Colorado police defeat proposal for greater oversight of civil asset forfeiture

District 45 Representative Patrick Neville. Colorado Governor John Hickenlooper's annual State of the State Address. Jan. 12, 2017. (Kevin J. Beaty/Denverite)state of the state; copolitics; politics; governor john hickenlooper; capitol; kevinjbeaty; colorado; denver; denverite;

By Kristen Wyatt, Associated Press

A Colorado proposal to expand oversight of police who take a citizen’s property has been defeated after intense resistance from law enforcement.

A Republican Senate committee rejected the bill 3-2 Wednesday.

The measure would have added reporting requirements of how much money Colorado police departments are taking from citizens through civil asset forfeiture. It also would have prevented police agencies from turning property over to the federal government unless it’s worth more than $50,000.

Sponsors insisted that law enforcement could still use asset forfeiture to pad their budgets and fight crime, but they said Colorado has inadequate safeguards against abuse.

“Forfeiture is a legitimate government function,” said Sen. Tim Neville, R-Littleton. But he said the practice allows police “to combine the purse and the sword” and that elaborate safeguards are in order.

But a parade of law enforcement officers testified against the bill and succeeded in shutting it down.

“We don’t just run around willy-nilly seizing people’s property,” said El Paso County Sheriff Bill Elder.

Others argued that the reporting requirements would unduly tangle police trying to investigate crimes.

“This bill is unreasonable because it does not take into account how investigations actually take place,” said Colorado Springs Cmdr. Thor Eells.

Colorado passed a law in 2002 saying that police could seize assets only after criminal conviction, with few exceptions. Tom Raynes of the Colorado District Attorneys’ Council said that improper asset seizures are “mostly urban legends.”

But forfeiture without a conviction still occurs, if local police are working with the federal government.

“This urban legend that you’re talking about happened to my family,” said Burt Wagner, a Boulder County Bitcoin dealer who says he lost about $250,000 worth of cash and equipment in a raid for which charges were later dropped.

Wagner said he has been unable to discover how much of that seizure went to local authorities, or what they did with it.

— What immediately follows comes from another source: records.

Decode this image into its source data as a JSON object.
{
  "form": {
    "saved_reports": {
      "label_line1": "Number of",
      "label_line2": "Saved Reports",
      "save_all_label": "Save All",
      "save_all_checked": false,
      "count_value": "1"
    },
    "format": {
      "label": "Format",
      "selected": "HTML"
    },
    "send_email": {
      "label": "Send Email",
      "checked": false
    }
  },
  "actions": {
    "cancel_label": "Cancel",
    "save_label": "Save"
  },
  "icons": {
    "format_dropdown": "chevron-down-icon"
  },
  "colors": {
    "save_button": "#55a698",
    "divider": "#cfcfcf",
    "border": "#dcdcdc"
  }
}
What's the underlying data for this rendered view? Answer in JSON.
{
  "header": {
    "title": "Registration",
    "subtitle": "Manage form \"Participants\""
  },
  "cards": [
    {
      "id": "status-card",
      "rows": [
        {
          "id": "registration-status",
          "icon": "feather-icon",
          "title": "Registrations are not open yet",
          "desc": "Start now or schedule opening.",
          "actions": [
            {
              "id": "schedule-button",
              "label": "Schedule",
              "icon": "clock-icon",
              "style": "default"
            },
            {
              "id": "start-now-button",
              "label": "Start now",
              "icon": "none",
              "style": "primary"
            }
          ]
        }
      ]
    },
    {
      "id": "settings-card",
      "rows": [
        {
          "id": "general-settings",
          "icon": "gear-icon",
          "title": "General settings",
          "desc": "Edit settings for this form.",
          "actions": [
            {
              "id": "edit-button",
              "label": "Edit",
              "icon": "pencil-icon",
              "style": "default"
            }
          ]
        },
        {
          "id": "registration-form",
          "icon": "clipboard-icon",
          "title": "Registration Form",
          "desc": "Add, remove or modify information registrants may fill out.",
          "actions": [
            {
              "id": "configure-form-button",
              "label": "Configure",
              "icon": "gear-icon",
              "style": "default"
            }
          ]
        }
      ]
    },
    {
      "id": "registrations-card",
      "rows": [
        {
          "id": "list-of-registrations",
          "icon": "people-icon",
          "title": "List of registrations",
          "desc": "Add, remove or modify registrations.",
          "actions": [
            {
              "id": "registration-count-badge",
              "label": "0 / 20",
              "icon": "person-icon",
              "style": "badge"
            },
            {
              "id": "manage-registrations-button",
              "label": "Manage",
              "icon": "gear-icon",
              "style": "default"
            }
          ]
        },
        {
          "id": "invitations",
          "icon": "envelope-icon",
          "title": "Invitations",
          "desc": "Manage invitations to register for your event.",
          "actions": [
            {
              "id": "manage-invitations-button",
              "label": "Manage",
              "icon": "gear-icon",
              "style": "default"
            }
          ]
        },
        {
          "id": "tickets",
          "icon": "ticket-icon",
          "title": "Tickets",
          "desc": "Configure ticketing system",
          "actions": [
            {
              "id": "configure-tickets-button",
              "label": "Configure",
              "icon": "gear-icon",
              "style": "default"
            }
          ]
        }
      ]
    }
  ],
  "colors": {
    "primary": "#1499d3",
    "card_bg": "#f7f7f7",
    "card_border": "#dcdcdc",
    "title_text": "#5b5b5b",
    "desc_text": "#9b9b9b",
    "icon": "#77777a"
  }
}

Still, lawmakers on the panel sided police officers who called the additional oversight unnecessary.

“I think it discourages effective law enforcement,” said Sen. Bob Gardner, R-Colorado Springs.